> [ABOUT THIS TASK]:
Please report each line of the data below that contains "content".
__________________________________________________
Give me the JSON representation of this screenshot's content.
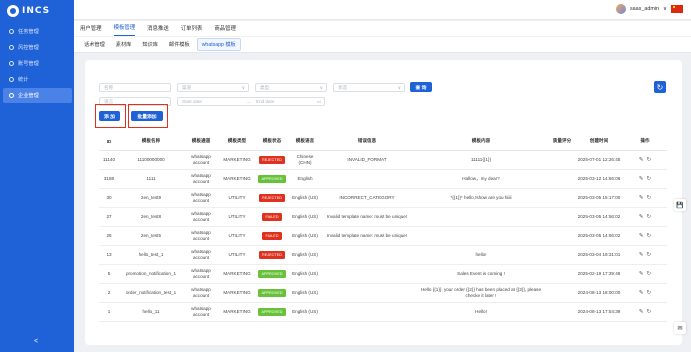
{
  "app": {
    "logo_text": "INCS"
  },
  "sidebar": {
    "items": [
      {
        "label": "任务管理",
        "icon": "task-icon"
      },
      {
        "label": "风控管理",
        "icon": "shield-icon"
      },
      {
        "label": "账号管理",
        "icon": "account-icon"
      },
      {
        "label": "统计",
        "icon": "chart-icon"
      },
      {
        "label": "企业管理",
        "icon": "enterprise-icon",
        "active": true
      }
    ],
    "collapse_label": "<"
  },
  "topbar": {
    "username": "saas_admin",
    "caret": "∨"
  },
  "tabs_main": [
    "用户管理",
    "模板管理",
    "消息推送",
    "订单列表",
    "商品管理"
  ],
  "tabs_sub": [
    "话术管理",
    "素材库",
    "知识库",
    "邮件模板",
    "whatsapp 模板"
  ],
  "filters": {
    "f1": "名称",
    "f2": "渠道",
    "f3": "类型",
    "f4": "状态",
    "f5": "语言",
    "query_button": "查 询",
    "f6": "质量评分",
    "start_date": "Start date",
    "arrow": "→",
    "end_date": "End date"
  },
  "actions": {
    "add": "添 加",
    "batch_add": "批量添加"
  },
  "table": {
    "headers": [
      "ID",
      "模板名称",
      "模板通道",
      "模板类型",
      "模板状态",
      "模板语言",
      "错误信息",
      "模板内容",
      "质量评分",
      "创建时间",
      "操作"
    ],
    "rows": [
      {
        "id": "11140",
        "name": "11100000000",
        "channel": "whatsapp account",
        "type": "MARKETING",
        "status": "REJECTED",
        "language": "Chinese (CHN)",
        "error": "INVALID_FORMAT",
        "content": "11111{{1}}",
        "score": "",
        "created": "2025-07-01 12:26:45"
      },
      {
        "id": "3188",
        "name": "1111",
        "channel": "whatsapp account",
        "type": "MARKETING",
        "status": "APPROVED",
        "language": "English",
        "error": "",
        "content": "Hallow，my dear?",
        "score": "",
        "created": "2025-03-12 14:56:06"
      },
      {
        "id": "30",
        "name": "2en_test9",
        "channel": "whatsapp account",
        "type": "UTILITY",
        "status": "REJECTED",
        "language": "English (US)",
        "error": "INCORRECT_CATEGORY",
        "content": "*{{1}}* hello,!show are you hiiii",
        "score": "",
        "created": "2025-03-05 15:17:00"
      },
      {
        "id": "27",
        "name": "2en_test8",
        "channel": "whatsapp account",
        "type": "UTILITY",
        "status": "FAILED",
        "language": "English (US)",
        "error": "Invalid template name: must be unique!",
        "content": "",
        "score": "",
        "created": "2025-03-05 14:56:02"
      },
      {
        "id": "26",
        "name": "2en_test5",
        "channel": "whatsapp account",
        "type": "UTILITY",
        "status": "FAILED",
        "language": "English (US)",
        "error": "Invalid template name: must be unique!",
        "content": "",
        "score": "",
        "created": "2025-03-05 14:56:02"
      },
      {
        "id": "13",
        "name": "hello_test_1",
        "channel": "whatsapp account",
        "type": "UTILITY",
        "status": "REJECTED",
        "language": "English (US)",
        "error": "",
        "content": "hello!",
        "score": "",
        "created": "2025-03-04 19:31:01"
      },
      {
        "id": "5",
        "name": "promotion_notification_1",
        "channel": "whatsapp account",
        "type": "MARKETING",
        "status": "APPROVED",
        "language": "English (US)",
        "error": "",
        "content": "Sales Event is coming !",
        "score": "",
        "created": "2025-02-19 17:39:46"
      },
      {
        "id": "2",
        "name": "order_notification_test_1",
        "channel": "whatsapp account",
        "type": "MARKETING",
        "status": "APPROVED",
        "language": "English (US)",
        "error": "",
        "content": "Hello {{1}}, your order {{2}} has been placed at {{3}}, please checke it later !",
        "score": "",
        "created": "2024-08-13 18:00:00"
      },
      {
        "id": "1",
        "name": "hello_11",
        "channel": "whatsapp account",
        "type": "MARKETING",
        "status": "APPROVED",
        "language": "English (US)",
        "error": "",
        "content": "Hello!",
        "score": "",
        "created": "2024-08-13 17:54:39"
      }
    ],
    "ops_edit": "✎",
    "ops_refresh": "↻"
  },
  "colors": {
    "primary": "#1f61d6",
    "rejected": "#e0301e",
    "failed": "#e0301e",
    "approved": "#67c23a",
    "highlight": "#e0301e"
  },
  "float": {
    "top": "💾",
    "bottom": "✉"
  }
}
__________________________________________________
> [OUTPUT OF THE EXERCISE]:
Give me the JSON representation of this screenshot's content.
        "content": "11111{{1}}",
        "content": "Hallow，my dear?",
        "content": "*{{1}}* hello,!show are you hiiii",
        "content": "",
        "content": "",
        "content": "hello!",
        "content": "Sales Event is coming !",
        "content": "Hello {{1}}, your order {{2}} has been placed at {{3}}, please checke it later !",
        "content": "Hello!",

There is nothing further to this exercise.